- Task requirements: Lines with the word "false" in them are the ones to copy from the records.

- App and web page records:
--- START ---
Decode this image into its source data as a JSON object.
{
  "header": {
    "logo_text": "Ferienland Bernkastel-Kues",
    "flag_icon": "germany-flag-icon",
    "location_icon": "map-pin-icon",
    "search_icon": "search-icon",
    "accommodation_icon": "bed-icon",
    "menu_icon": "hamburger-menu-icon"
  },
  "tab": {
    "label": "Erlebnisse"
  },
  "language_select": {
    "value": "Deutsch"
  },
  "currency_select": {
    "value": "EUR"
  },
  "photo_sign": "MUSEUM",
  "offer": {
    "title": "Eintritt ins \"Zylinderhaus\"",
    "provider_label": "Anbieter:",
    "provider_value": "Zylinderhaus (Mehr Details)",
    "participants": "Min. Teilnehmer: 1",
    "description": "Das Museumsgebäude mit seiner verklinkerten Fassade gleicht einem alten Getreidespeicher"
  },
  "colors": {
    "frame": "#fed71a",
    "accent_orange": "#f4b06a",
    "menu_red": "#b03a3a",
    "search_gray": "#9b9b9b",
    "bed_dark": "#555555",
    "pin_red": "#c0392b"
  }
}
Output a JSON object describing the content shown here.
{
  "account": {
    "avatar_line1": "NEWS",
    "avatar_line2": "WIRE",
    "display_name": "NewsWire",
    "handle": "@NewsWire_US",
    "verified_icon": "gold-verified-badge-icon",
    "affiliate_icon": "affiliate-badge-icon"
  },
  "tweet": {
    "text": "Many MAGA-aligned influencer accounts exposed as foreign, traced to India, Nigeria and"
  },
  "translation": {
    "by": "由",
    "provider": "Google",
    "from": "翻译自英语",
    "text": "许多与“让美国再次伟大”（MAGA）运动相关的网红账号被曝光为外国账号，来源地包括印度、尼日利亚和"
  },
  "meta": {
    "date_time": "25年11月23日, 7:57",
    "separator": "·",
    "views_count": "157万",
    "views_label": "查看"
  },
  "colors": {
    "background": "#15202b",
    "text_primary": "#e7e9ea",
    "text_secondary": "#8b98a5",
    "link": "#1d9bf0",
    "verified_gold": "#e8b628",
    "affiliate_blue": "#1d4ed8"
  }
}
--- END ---
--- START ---
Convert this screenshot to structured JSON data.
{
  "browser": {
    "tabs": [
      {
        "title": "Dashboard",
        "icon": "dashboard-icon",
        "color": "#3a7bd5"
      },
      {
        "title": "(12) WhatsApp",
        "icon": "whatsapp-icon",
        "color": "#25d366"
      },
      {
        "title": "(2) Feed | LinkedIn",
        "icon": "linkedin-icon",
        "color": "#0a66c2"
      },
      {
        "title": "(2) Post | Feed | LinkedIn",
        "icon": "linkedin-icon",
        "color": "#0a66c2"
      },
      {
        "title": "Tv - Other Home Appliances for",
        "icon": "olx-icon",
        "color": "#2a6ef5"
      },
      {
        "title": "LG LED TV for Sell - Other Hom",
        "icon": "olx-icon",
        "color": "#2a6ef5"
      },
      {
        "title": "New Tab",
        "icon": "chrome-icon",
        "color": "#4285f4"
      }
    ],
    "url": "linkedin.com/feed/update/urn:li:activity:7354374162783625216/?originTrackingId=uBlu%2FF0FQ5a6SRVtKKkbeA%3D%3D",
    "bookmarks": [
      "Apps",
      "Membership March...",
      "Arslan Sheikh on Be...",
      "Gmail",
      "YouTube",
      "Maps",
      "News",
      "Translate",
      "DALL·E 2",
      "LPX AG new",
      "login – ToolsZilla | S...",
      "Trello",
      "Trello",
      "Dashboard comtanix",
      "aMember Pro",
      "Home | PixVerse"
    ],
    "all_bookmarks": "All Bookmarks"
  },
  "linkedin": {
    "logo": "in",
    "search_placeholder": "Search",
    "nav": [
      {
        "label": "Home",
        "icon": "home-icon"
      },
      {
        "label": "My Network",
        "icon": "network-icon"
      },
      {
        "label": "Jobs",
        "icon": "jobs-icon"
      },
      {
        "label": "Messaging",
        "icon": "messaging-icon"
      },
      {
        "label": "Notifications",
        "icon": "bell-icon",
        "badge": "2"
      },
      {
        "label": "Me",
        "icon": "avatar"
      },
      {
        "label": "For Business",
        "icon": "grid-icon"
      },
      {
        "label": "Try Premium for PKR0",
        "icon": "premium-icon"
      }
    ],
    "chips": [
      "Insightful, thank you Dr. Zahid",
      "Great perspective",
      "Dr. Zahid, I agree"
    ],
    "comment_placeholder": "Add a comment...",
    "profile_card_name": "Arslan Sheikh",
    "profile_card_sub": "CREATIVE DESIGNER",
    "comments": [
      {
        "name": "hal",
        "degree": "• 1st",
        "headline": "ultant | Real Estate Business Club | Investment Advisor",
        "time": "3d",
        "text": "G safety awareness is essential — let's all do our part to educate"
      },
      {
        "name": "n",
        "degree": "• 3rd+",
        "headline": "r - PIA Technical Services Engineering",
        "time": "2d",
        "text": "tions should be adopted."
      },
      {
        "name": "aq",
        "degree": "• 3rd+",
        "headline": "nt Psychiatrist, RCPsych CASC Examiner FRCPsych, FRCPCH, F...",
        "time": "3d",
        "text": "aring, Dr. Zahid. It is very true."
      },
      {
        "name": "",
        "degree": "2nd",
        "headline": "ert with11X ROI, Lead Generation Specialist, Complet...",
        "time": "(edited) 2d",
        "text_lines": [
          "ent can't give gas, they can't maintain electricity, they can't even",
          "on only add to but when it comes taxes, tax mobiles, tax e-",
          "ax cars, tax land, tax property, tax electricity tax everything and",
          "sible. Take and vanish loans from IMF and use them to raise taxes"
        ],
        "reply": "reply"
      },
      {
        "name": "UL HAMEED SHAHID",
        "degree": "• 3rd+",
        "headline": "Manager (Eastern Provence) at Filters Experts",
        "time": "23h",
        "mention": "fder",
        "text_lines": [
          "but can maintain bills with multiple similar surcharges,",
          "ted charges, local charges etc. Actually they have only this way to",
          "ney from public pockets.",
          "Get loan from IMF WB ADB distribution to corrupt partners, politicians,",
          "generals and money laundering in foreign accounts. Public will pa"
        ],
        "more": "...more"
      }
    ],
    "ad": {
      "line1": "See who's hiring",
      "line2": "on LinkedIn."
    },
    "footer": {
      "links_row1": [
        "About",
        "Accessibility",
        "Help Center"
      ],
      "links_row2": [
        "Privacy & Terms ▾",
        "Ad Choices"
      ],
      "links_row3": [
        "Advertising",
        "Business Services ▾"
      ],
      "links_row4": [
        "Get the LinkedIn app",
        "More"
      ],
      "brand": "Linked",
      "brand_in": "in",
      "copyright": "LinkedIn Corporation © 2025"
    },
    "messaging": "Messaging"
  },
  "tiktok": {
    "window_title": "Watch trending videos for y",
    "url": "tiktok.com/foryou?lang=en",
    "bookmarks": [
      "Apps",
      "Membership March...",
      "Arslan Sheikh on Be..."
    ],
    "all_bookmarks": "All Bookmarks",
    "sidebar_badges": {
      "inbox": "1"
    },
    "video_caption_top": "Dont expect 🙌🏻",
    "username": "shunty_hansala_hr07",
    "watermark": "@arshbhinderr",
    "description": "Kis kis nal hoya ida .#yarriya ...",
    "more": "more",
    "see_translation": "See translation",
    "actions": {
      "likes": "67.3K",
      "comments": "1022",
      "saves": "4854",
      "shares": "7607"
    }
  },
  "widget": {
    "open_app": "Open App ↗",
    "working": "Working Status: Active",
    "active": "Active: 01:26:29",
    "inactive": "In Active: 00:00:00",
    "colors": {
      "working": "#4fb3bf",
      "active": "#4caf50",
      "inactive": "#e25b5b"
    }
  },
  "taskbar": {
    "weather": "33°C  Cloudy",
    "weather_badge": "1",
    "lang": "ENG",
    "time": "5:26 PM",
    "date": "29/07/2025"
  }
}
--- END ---
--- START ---
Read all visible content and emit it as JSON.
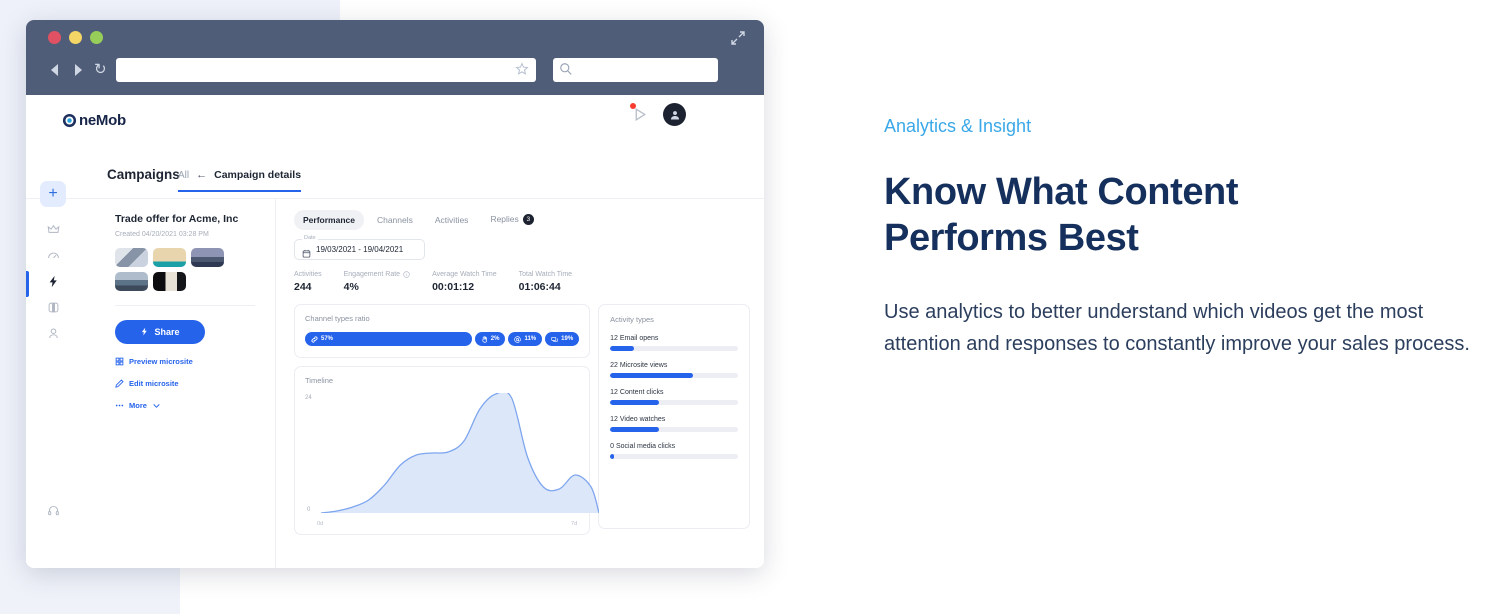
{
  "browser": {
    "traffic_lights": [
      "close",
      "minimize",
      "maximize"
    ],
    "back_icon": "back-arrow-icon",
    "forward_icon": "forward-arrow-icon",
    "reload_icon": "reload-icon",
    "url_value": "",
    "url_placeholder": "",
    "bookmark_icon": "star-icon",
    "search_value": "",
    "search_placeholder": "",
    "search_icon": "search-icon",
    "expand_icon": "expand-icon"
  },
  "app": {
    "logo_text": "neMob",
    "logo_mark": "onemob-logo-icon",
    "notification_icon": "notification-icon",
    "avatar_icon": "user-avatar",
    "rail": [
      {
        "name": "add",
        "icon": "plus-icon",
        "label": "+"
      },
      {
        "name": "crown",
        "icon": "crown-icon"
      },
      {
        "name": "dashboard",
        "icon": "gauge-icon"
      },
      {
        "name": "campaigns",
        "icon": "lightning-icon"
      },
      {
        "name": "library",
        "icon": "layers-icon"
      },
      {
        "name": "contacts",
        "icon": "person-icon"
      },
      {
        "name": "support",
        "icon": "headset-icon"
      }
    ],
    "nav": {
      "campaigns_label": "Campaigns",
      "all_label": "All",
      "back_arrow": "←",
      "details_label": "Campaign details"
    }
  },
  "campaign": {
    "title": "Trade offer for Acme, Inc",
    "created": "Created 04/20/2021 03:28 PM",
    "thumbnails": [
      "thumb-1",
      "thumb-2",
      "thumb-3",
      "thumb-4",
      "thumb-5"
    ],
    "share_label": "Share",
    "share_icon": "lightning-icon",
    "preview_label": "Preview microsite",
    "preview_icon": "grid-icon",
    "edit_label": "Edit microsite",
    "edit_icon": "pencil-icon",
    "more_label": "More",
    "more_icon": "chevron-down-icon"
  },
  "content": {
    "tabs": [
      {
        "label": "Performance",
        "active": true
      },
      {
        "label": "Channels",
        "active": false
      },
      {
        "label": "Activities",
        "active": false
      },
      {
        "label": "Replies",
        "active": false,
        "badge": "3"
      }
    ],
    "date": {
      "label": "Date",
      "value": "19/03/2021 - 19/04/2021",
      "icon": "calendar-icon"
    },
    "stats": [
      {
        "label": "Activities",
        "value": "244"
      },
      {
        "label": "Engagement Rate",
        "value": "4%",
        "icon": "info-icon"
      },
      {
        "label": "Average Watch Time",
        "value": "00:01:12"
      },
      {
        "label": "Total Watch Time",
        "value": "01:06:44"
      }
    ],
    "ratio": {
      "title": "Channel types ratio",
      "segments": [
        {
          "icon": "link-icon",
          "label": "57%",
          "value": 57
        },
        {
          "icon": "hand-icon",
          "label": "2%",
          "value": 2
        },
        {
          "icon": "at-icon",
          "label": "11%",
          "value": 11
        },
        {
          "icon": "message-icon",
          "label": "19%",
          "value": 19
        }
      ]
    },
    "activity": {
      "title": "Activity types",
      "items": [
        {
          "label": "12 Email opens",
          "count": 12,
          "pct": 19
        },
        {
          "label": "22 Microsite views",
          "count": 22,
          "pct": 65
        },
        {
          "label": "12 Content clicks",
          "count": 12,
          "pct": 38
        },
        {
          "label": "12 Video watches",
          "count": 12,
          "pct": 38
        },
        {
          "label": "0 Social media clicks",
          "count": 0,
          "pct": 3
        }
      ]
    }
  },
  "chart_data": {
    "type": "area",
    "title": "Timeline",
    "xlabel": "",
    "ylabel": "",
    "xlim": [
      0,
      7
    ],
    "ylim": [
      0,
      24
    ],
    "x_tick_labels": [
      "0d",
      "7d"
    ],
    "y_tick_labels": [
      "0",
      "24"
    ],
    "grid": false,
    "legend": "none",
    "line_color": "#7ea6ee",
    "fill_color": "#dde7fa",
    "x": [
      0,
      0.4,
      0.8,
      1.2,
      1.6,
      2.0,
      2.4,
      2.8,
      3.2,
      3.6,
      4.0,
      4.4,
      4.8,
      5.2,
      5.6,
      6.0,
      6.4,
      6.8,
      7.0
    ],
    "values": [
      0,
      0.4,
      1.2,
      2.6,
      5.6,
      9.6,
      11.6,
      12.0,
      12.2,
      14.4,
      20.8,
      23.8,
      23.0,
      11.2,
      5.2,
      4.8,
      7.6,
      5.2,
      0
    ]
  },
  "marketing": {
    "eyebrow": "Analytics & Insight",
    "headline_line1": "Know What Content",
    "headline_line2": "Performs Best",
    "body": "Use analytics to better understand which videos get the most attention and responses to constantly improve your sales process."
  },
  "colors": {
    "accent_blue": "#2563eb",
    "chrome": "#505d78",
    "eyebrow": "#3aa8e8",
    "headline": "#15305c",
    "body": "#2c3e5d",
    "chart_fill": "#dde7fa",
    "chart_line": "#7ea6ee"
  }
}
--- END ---
- The completed task:
        "active": false
        "active": false
        "active": false,
    "grid": false,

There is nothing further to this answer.